The researchers found that soon after the kids are gone, the increases in 401(k) savings, as a percentage of household incomes, range from 0.3 percentage points to 1.0 percentage points, depending on the survey and the definition of dependents used. In any case, the additional amounts are small relative to what most empty-nesters would need to prepare for retirement. The researchers also found no meaningful increase in saving through two other avenues: non-401(k) accounts and additional mortgage payments.

The flip side of saving is spending, which also affects retirement security in a subtle but important way. If empty nesters decide to continue spending the same amount they did when the kids were living at home, the smaller household of two is actually raising its standard of living. This increase sets the bar higher for how much income the couple will require to maintain that standard of living after they retire.

After the kids leave, it’s understandable that self-sacrificing parents might want to splurge a little on a trip, theater tickets, or an expensive hobby. But be sure to figure out how much to save and spend to adopt a sustainable standard of living for retirement.

The research reported herein was performed pursuant to a grant from the U.S. Social Security Administration (SSA) funded as part of the Retirement Research Consortium. The opinions and conclusions expressed are solely those of the author(s) and do not represent the opinions or policy of SSA or any agency of the federal government. Neither the United States Government nor any agency thereof, nor any of their employees, makes any warranty, express or implied, or assumes any legal liability or responsibility for the accuracy, completeness, or usefulness of the contents of this report.

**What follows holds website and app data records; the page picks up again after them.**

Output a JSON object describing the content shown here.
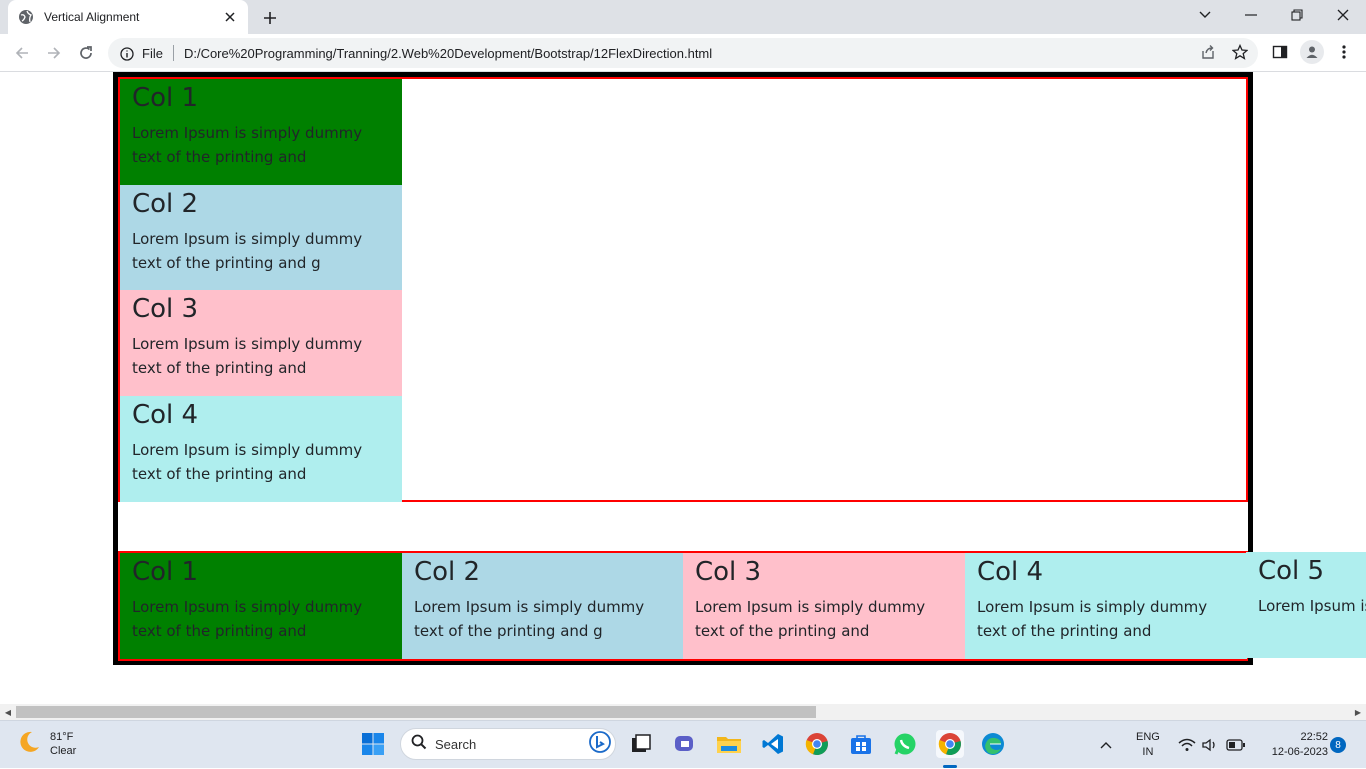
{
  "browser": {
    "tab_title": "Vertical Alignment",
    "omnibox_scheme": "File",
    "url": "D:/Core%20Programming/Tranning/2.Web%20Development/Bootstrap/12FlexDirection.html"
  },
  "page": {
    "column_section": {
      "cards": [
        {
          "title": "Col 1",
          "text": "Lorem Ipsum is simply dummy text of the printing and",
          "color": "#008000"
        },
        {
          "title": "Col 2",
          "text": "Lorem Ipsum is simply dummy text of the printing and g",
          "color": "#add8e6"
        },
        {
          "title": "Col 3",
          "text": "Lorem Ipsum is simply dummy text of the printing and",
          "color": "#ffc0cb"
        },
        {
          "title": "Col 4",
          "text": "Lorem Ipsum is simply dummy text of the printing and",
          "color": "#afeeee"
        }
      ]
    },
    "row_section": {
      "cards": [
        {
          "title": "Col 1",
          "text": "Lorem Ipsum is simply dummy text of the printing and",
          "color": "#008000"
        },
        {
          "title": "Col 2",
          "text": "Lorem Ipsum is simply dummy text of the printing and g",
          "color": "#add8e6"
        },
        {
          "title": "Col 3",
          "text": "Lorem Ipsum is simply dummy text of the printing and",
          "color": "#ffc0cb"
        },
        {
          "title": "Col 4",
          "text": "Lorem Ipsum is simply dummy text of the printing and",
          "color": "#afeeee"
        },
        {
          "title": "Col 5",
          "text": "Lorem Ipsum is",
          "color": "#afeeee"
        }
      ]
    }
  },
  "taskbar": {
    "weather_temp": "81°F",
    "weather_desc": "Clear",
    "search_label": "Search",
    "lang_line1": "ENG",
    "lang_line2": "IN",
    "time": "22:52",
    "date": "12-06-2023",
    "notification_count": "8"
  }
}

Reference herein to any specific commercial product, process or service by trade name, trademark, manufacturer, or otherwise does not necessarily constitute or imply endorsement, recommendation or favoring by the United States Government or any agency thereof.